Four games into the 2016 college football season and one thing is very clear, the Northwestern Wildcats defense is not anywhere near its 2015 level. Saturday night might have proved it’s not a very good unit in general..
Despite optimism surrounding the defense’s ability to replace the talent exodus following last season, the unit has not lived up to even moderate expectations of continued success. After the first three games, the secondary was banged up, the linebackers had been inconsistent and the defensive line was getting very little push up front.
Then Nebraska’s offense came to Evanston and Tommy Armstrong Jr proceeded to torch Northwestern’s defense for 378 total yards on his way to a career night.
“We saw early on exactly how they were going to play and just kept doing what we were doing, taking those small gains and making sure we were moving down the field,” Armstrong Jr. said. “Then we continued to see how they were adapting to it and changed it.”
Northwestern gave up a whopping 556 yards Saturday, with 310 of those coming on the ground. Armstrong contributed 246 yards and one touchdown through the air and a career-high 132 yards on the ground. The final score of the game was only 24-13, but if Nebraska had held onto the ball better on the endzone’s doorstep, it would have been 38-13. Northwestern simply got outplayed all night.
“I don’t think there were a whole lot of plays that we couldn’t have stopped, it just looked like we didn’t execute, like we fit things wrong,” head coach Pat Fitzgerald said. “It looked like we stayed velcroed to blocks, our secondary support was taking bad angles and missing open field tackles.”
On the ground, Nebraska was doing basically whatever it wanted, averaging 8.72 yards per carry and moving the ball at will whenever they used the read-option. And we’ve seen this story before.
Early on, Northwestern was committing to the running back too early on the read-option, allowing Armstrong to break free for big gains. Then once the quarterback run game was established, Northwestern was freezing whenever Nebraska would run a read-option play, allowing for large holes to open up for the running backs. It was the perfect one-two punch for Nebraska and it was exploited all night long.
“It was a great mixture [of playcalling], really good stuff I thought,” Nebraska head coach Mike Riley said. “The ability to run the tailback or the quarterback, it’s just a great mix. [Armstrong] had some great plays, some big plays throughout the game.”
What’s most worrisome is the fact that Northwestern didn’t have too many structural breakdowns or terrible misreads and blown assignments; Nebraska was just gaining yards at will with sheer force. Northwestern players were taking bad angles, not making tackles and consistently getting beat for 8-10 yard gains.

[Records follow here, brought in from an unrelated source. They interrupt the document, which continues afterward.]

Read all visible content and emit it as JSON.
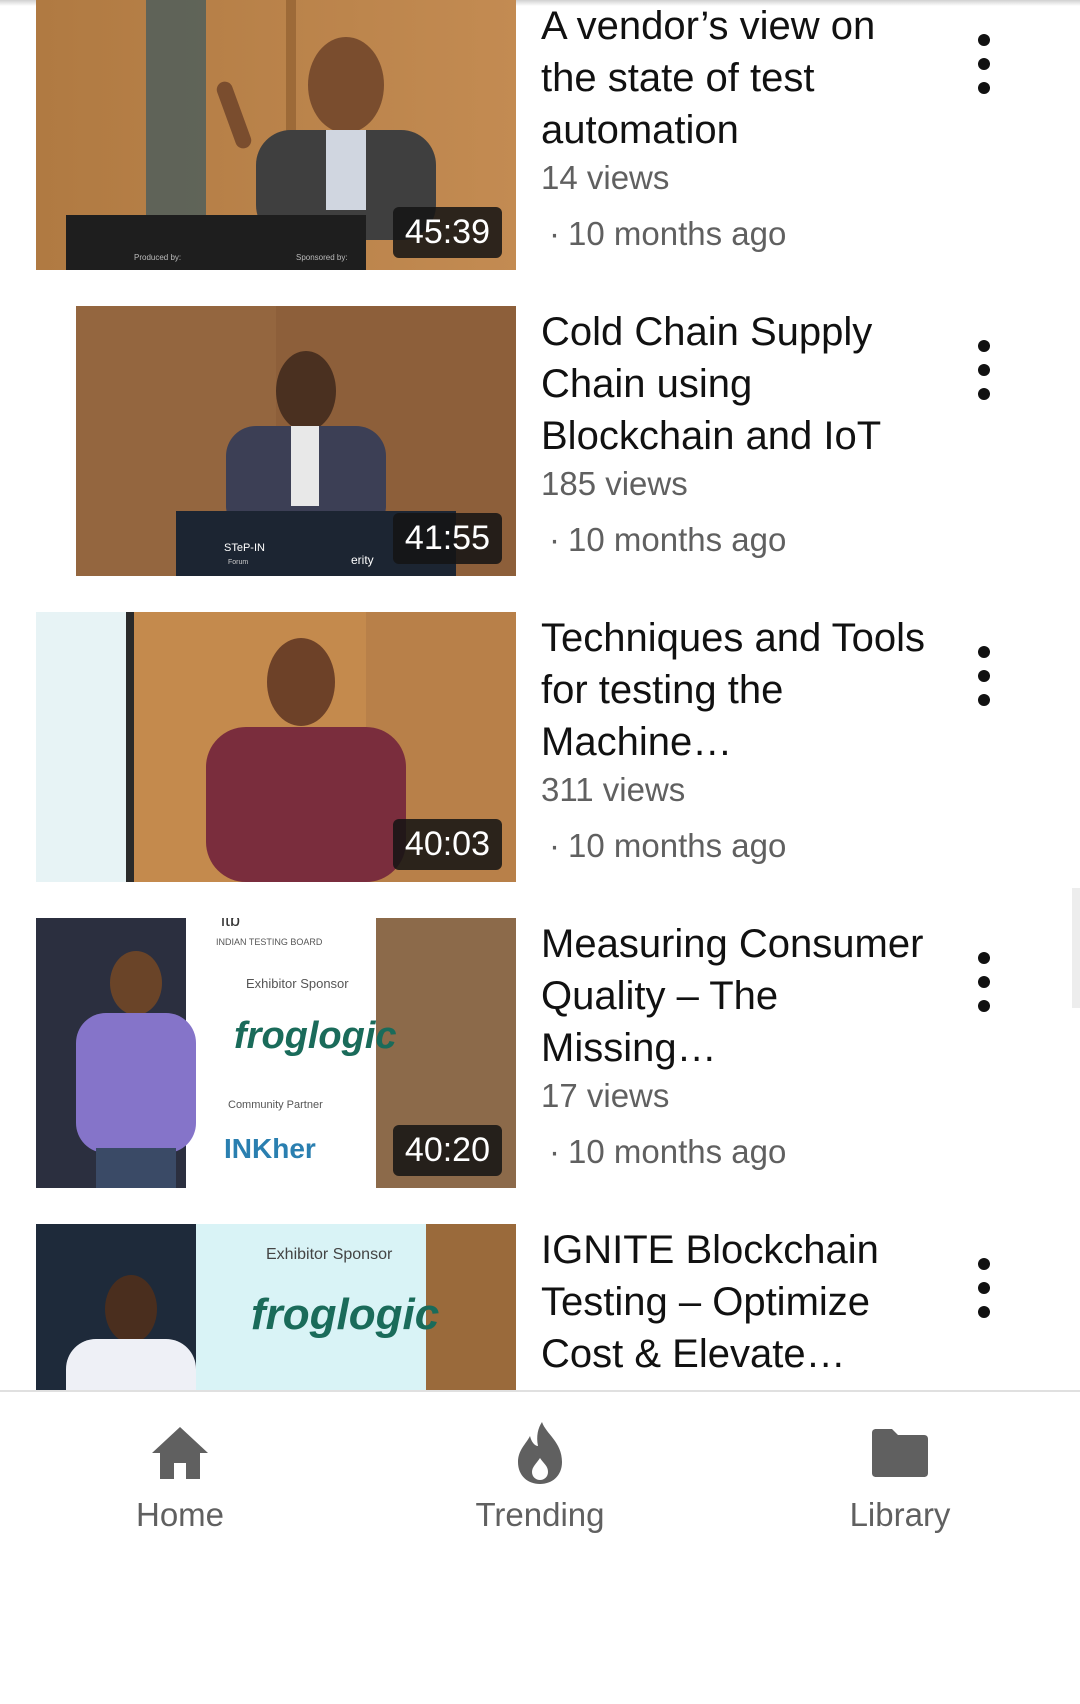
{
  "videos": [
    {
      "title": "A vendor’s view on the state of test automation",
      "views": "14 views",
      "age": "10 months ago",
      "duration": "45:39",
      "thumb_colors": [
        "#a9743f",
        "#6b5237",
        "#2b2b2b"
      ]
    },
    {
      "title": "Cold Chain Supply Chain using Blockchain and IoT",
      "views": "185 views",
      "age": "10 months ago",
      "duration": "41:55",
      "thumb_colors": [
        "#8d5f3a",
        "#6a4630",
        "#1f2630"
      ]
    },
    {
      "title": "Techniques and Tools for testing the Machine…",
      "views": "311 views",
      "age": "10 months ago",
      "duration": "40:03",
      "thumb_colors": [
        "#c48a4d",
        "#9a6a3b",
        "#7a2d3d"
      ]
    },
    {
      "title": "Measuring Consumer Quality – The Missing…",
      "views": "17 views",
      "age": "10 months ago",
      "duration": "40:20",
      "thumb_colors": [
        "#2b2f3f",
        "#ffffff",
        "#8c6a4a"
      ]
    },
    {
      "title": "IGNITE Blockchain Testing – Optimize Cost & Elevate…",
      "views": "",
      "age": "",
      "duration": "",
      "thumb_colors": [
        "#1e2a3a",
        "#d9f3f6",
        "#9a6a3b"
      ]
    }
  ],
  "thumb_text": {
    "produced_by": "Produced by:",
    "sponsored_by": "Sponsored by:",
    "stepin": "STeP-IN",
    "forum": "Forum",
    "erity": "erity",
    "itb": "itb",
    "itb_full": "INDIAN TESTING BOARD",
    "exhibitor_sponsor": "Exhibitor Sponsor",
    "froglogic": "froglogic",
    "community_partner": "Community Partner",
    "inkher": "INKher"
  },
  "bottom_nav": {
    "home": {
      "label": "Home",
      "icon": "home-icon"
    },
    "trending": {
      "label": "Trending",
      "icon": "flame-icon"
    },
    "library": {
      "label": "Library",
      "icon": "folder-icon"
    }
  },
  "colors": {
    "text_primary": "#111111",
    "text_secondary": "#606060",
    "duration_bg": "#141414"
  }
}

“It’s mind boggling to me, mind boggling,” Fitzgerald said about defending the read option. “We did it right all week in practice.”
Through the air, Armstrong missed a few open receivers, but overall was very efficient, taking advantage of the Northwestern coverage, or lack thereof. With the cornerbacks refusing to play press coverage—a strategy that worked well against Duke—Armstrong exploited the defense for an easy eight yards per attempt. Every curl or out route was wide open as Montre Hartage and Trae Williams were lined up 10 yards off of their wide receivers. It was the ultimate “taking what the defense gives you,” and it allowed the Cornhuskers to easily move the ball.
“Just playing what we see, that’s what we kind of gameplanned for,” Armstrong Jr. said. “We knew that they had some athletic d-lineman so we wanted to establish the running game to open up the passes and we did that.”
It’s easy to sit here and say that Northwestern just ran into a very good Nebraska offense on Saturday, and while that is true, it ignores the big picture. Northwestern’s defense is not good. Yardage-wise, this was the second-worst performance in the Mike Hankwitz era.
So far through four games, the defense has given up 1,740 yards, exactly 435 yards per game. To put that in perspective, the 2015 defense gave up 3,726 yards for the entire season. Currently 2016 Northwestern is on pace to give up 5,220 yards by season’s end.
The defense has been able to limit the damage, only giving up 17 points per game, but that’s a bit of a misleading number given the fact that Illinois State and Duke only scored a combined 21 points with almost 800 total yards of offense. You can give credit to the team for solidifying somewhat in the redzone, but at some point you have to be able to get off the field.
Northwestern is giving up 177.7 yards per game on the ground and 257.5 yards per game through the air. The defense can’t get off the field on third down and that combined with an inconsistent offense has caused a series problem in terms of time of possession.
There are several issues with the current iteration of Northwestern football, and many of them were put on full display against Nebraska under the lights. What’s scarier is that for the first time in over a season, it’s the defensive side of the ball that looks like it simply has no answers.